Greg pointed out in the comments for American Shinkansen part 1 that Amtrak is aiming their service levels too low by trying to be like the airlines. That might be, but unlike the airlines, Amtrak has managed to get me pay extra for their premium service. I pretty much never take the “regional” train now that the “express” is available, and sometime even spring for first class, especially northbound from New York in order to take advantage of the lounge rather than wait in the pit of Penn station.
First class includes priority boarding, slightly larger seats, and hot food and free drinks. But business class has one thing that first class doesn’t: the Quiet Car, where cell phones and loud conversations are prohibited. So are radios, according to the sign, but it’s been 20 years since I’ve seen somebody shouldering a boom box on a train. Anyway, the cell phone chatter in first class can be annoying at best, and frightening in its careless airing of business and personal secrets at worst. I think I could make back the fare with a few well-placed insider trades based on what I’ve overheard on some journeys. On good quiet car trips, parents stretch the truth and tell their children that it’s actually the silent car. I saw one family passing notes rather than chatting. Who was I to harsh their mellow?
On the photo side, I decided to sit coast side, and tried out the intervalometer. The camera clicked every 15 seconds between Providence and Route 128 while I did my best to hold it steady and in the same place. You can see the safety glass label I used for registration.
Click the montage below to go to flickr and see the full set. Not full size, but big enough.
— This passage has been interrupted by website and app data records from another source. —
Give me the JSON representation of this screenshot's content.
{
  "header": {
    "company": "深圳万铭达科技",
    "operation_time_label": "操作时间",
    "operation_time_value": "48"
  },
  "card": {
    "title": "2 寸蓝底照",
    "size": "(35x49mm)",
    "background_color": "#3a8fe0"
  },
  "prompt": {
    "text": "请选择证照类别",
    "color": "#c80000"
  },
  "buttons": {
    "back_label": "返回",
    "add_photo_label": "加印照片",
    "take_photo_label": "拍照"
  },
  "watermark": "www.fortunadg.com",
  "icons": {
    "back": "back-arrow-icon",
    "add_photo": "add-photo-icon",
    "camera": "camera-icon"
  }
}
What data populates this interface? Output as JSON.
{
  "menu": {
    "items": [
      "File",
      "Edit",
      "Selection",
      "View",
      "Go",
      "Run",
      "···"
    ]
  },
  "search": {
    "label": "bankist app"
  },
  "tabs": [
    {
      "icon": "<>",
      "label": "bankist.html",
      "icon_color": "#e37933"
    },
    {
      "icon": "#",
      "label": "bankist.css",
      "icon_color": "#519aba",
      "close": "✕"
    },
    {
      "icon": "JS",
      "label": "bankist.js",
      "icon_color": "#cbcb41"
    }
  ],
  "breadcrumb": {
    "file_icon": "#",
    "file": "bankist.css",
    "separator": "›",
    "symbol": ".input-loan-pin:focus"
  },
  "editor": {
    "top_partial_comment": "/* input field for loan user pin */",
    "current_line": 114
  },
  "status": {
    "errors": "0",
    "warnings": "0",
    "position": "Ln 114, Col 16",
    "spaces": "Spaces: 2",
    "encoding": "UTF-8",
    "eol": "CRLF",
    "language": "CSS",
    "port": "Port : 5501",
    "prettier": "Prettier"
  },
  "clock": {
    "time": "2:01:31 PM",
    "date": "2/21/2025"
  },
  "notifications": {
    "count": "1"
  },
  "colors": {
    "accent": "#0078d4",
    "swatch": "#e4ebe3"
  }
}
Very cool. The cummulative time-experiencial (but more of a human/celestial nature) thing is one of my show ideas.